TASK PROMPT -
Each line in the records below that has the word "JSON" should be copied.

[Data records]
==*==

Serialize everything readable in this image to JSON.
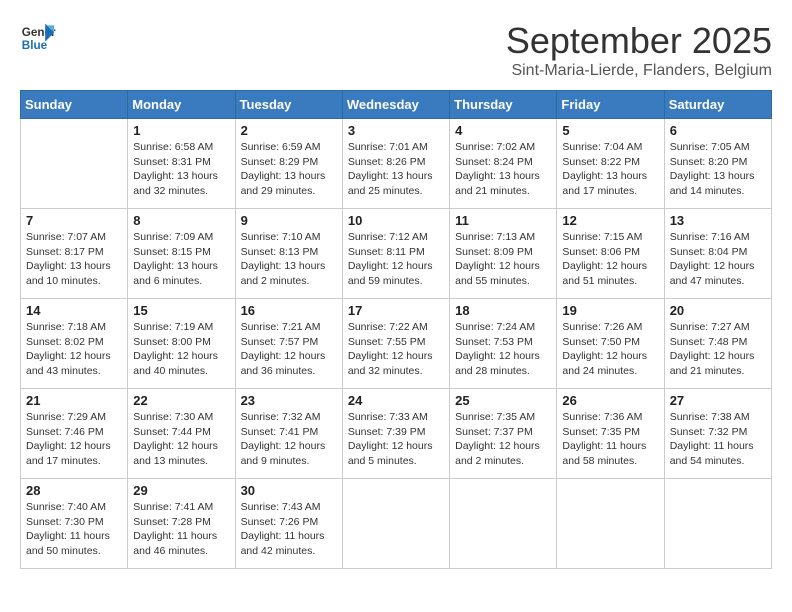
{
  "header": {
    "logo_line1": "General",
    "logo_line2": "Blue",
    "month": "September 2025",
    "location": "Sint-Maria-Lierde, Flanders, Belgium"
  },
  "weekdays": [
    "Sunday",
    "Monday",
    "Tuesday",
    "Wednesday",
    "Thursday",
    "Friday",
    "Saturday"
  ],
  "weeks": [
    [
      {
        "day": "",
        "info": ""
      },
      {
        "day": "1",
        "info": "Sunrise: 6:58 AM\nSunset: 8:31 PM\nDaylight: 13 hours\nand 32 minutes."
      },
      {
        "day": "2",
        "info": "Sunrise: 6:59 AM\nSunset: 8:29 PM\nDaylight: 13 hours\nand 29 minutes."
      },
      {
        "day": "3",
        "info": "Sunrise: 7:01 AM\nSunset: 8:26 PM\nDaylight: 13 hours\nand 25 minutes."
      },
      {
        "day": "4",
        "info": "Sunrise: 7:02 AM\nSunset: 8:24 PM\nDaylight: 13 hours\nand 21 minutes."
      },
      {
        "day": "5",
        "info": "Sunrise: 7:04 AM\nSunset: 8:22 PM\nDaylight: 13 hours\nand 17 minutes."
      },
      {
        "day": "6",
        "info": "Sunrise: 7:05 AM\nSunset: 8:20 PM\nDaylight: 13 hours\nand 14 minutes."
      }
    ],
    [
      {
        "day": "7",
        "info": "Sunrise: 7:07 AM\nSunset: 8:17 PM\nDaylight: 13 hours\nand 10 minutes."
      },
      {
        "day": "8",
        "info": "Sunrise: 7:09 AM\nSunset: 8:15 PM\nDaylight: 13 hours\nand 6 minutes."
      },
      {
        "day": "9",
        "info": "Sunrise: 7:10 AM\nSunset: 8:13 PM\nDaylight: 13 hours\nand 2 minutes."
      },
      {
        "day": "10",
        "info": "Sunrise: 7:12 AM\nSunset: 8:11 PM\nDaylight: 12 hours\nand 59 minutes."
      },
      {
        "day": "11",
        "info": "Sunrise: 7:13 AM\nSunset: 8:09 PM\nDaylight: 12 hours\nand 55 minutes."
      },
      {
        "day": "12",
        "info": "Sunrise: 7:15 AM\nSunset: 8:06 PM\nDaylight: 12 hours\nand 51 minutes."
      },
      {
        "day": "13",
        "info": "Sunrise: 7:16 AM\nSunset: 8:04 PM\nDaylight: 12 hours\nand 47 minutes."
      }
    ],
    [
      {
        "day": "14",
        "info": "Sunrise: 7:18 AM\nSunset: 8:02 PM\nDaylight: 12 hours\nand 43 minutes."
      },
      {
        "day": "15",
        "info": "Sunrise: 7:19 AM\nSunset: 8:00 PM\nDaylight: 12 hours\nand 40 minutes."
      },
      {
        "day": "16",
        "info": "Sunrise: 7:21 AM\nSunset: 7:57 PM\nDaylight: 12 hours\nand 36 minutes."
      },
      {
        "day": "17",
        "info": "Sunrise: 7:22 AM\nSunset: 7:55 PM\nDaylight: 12 hours\nand 32 minutes."
      },
      {
        "day": "18",
        "info": "Sunrise: 7:24 AM\nSunset: 7:53 PM\nDaylight: 12 hours\nand 28 minutes."
      },
      {
        "day": "19",
        "info": "Sunrise: 7:26 AM\nSunset: 7:50 PM\nDaylight: 12 hours\nand 24 minutes."
      },
      {
        "day": "20",
        "info": "Sunrise: 7:27 AM\nSunset: 7:48 PM\nDaylight: 12 hours\nand 21 minutes."
      }
    ],
    [
      {
        "day": "21",
        "info": "Sunrise: 7:29 AM\nSunset: 7:46 PM\nDaylight: 12 hours\nand 17 minutes."
      },
      {
        "day": "22",
        "info": "Sunrise: 7:30 AM\nSunset: 7:44 PM\nDaylight: 12 hours\nand 13 minutes."
      },
      {
        "day": "23",
        "info": "Sunrise: 7:32 AM\nSunset: 7:41 PM\nDaylight: 12 hours\nand 9 minutes."
      },
      {
        "day": "24",
        "info": "Sunrise: 7:33 AM\nSunset: 7:39 PM\nDaylight: 12 hours\nand 5 minutes."
      },
      {
        "day": "25",
        "info": "Sunrise: 7:35 AM\nSunset: 7:37 PM\nDaylight: 12 hours\nand 2 minutes."
      },
      {
        "day": "26",
        "info": "Sunrise: 7:36 AM\nSunset: 7:35 PM\nDaylight: 11 hours\nand 58 minutes."
      },
      {
        "day": "27",
        "info": "Sunrise: 7:38 AM\nSunset: 7:32 PM\nDaylight: 11 hours\nand 54 minutes."
      }
    ],
    [
      {
        "day": "28",
        "info": "Sunrise: 7:40 AM\nSunset: 7:30 PM\nDaylight: 11 hours\nand 50 minutes."
      },
      {
        "day": "29",
        "info": "Sunrise: 7:41 AM\nSunset: 7:28 PM\nDaylight: 11 hours\nand 46 minutes."
      },
      {
        "day": "30",
        "info": "Sunrise: 7:43 AM\nSunset: 7:26 PM\nDaylight: 11 hours\nand 42 minutes."
      },
      {
        "day": "",
        "info": ""
      },
      {
        "day": "",
        "info": ""
      },
      {
        "day": "",
        "info": ""
      },
      {
        "day": "",
        "info": ""
      }
    ]
  ]
}
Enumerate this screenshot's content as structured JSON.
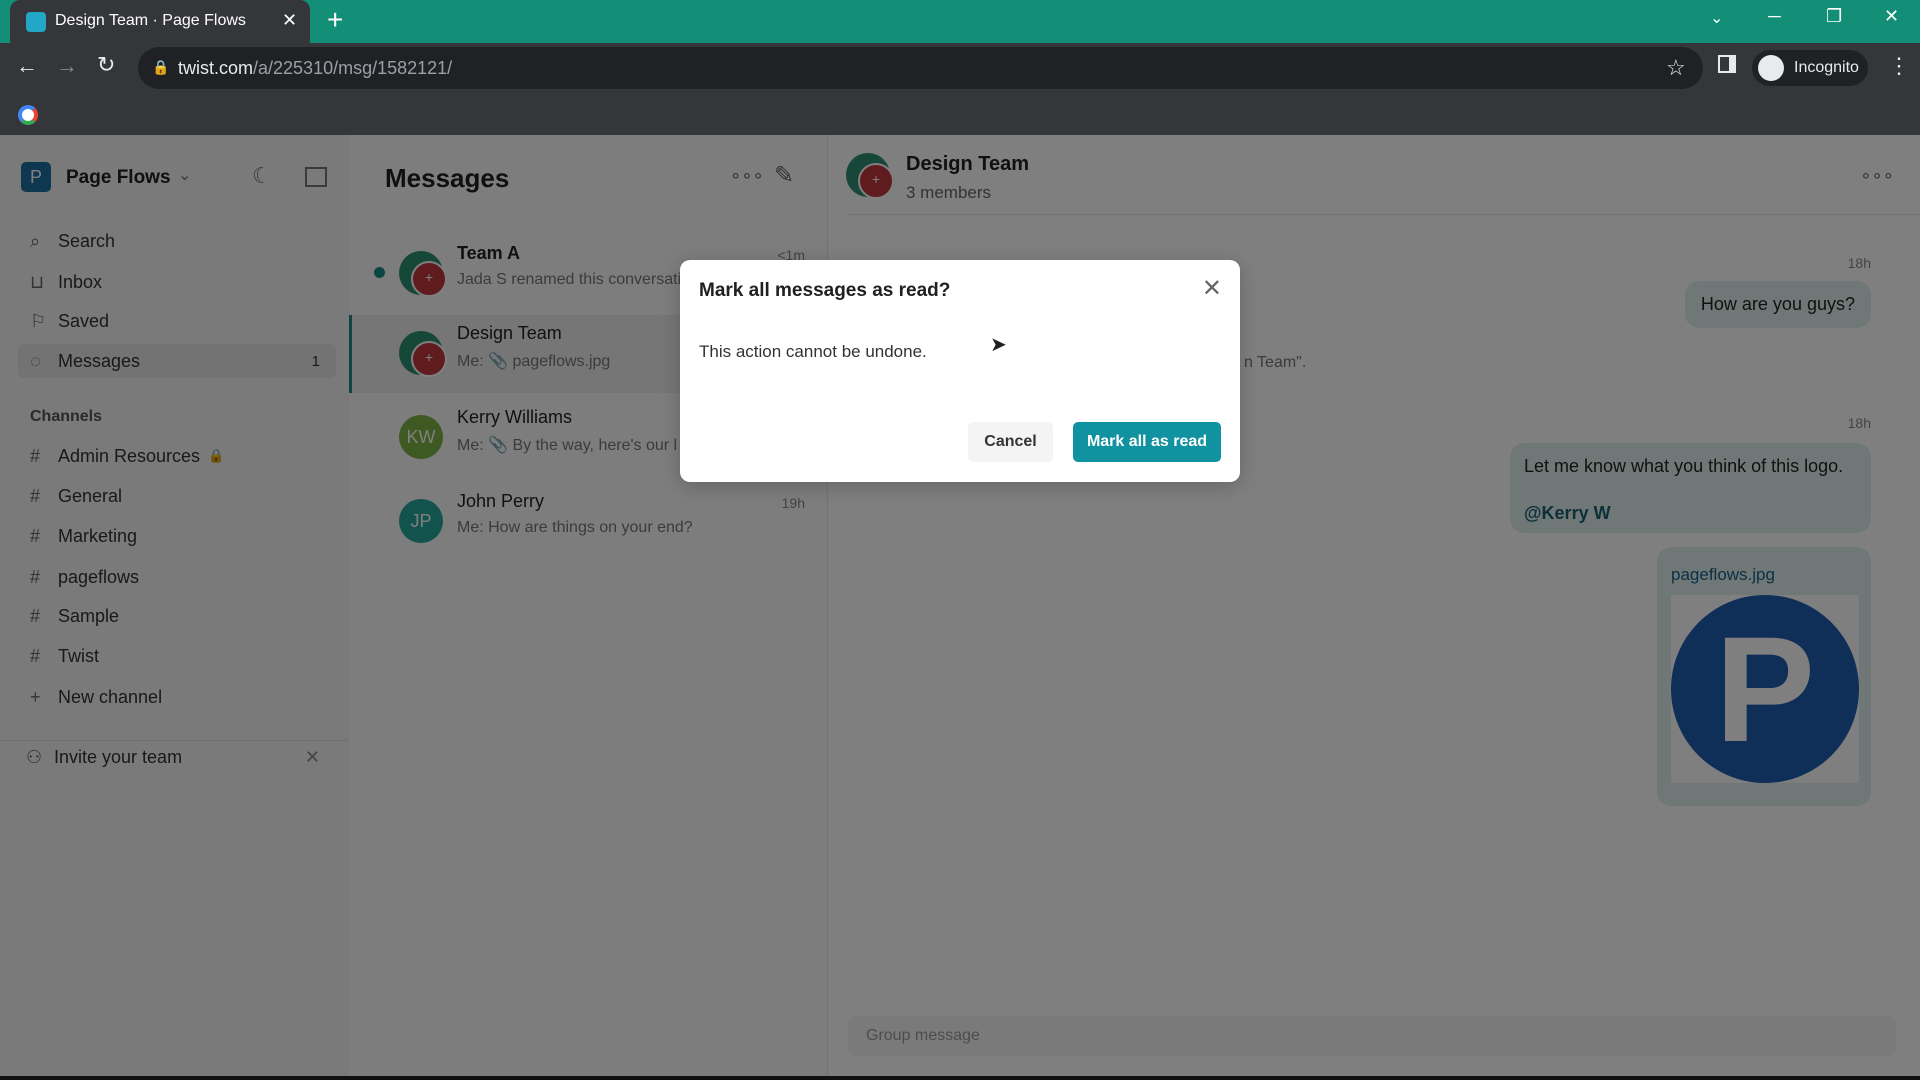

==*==

OUTPUT -
Serialize everything readable in this image to JSON.
Enumerate this screenshot's content as structured JSON.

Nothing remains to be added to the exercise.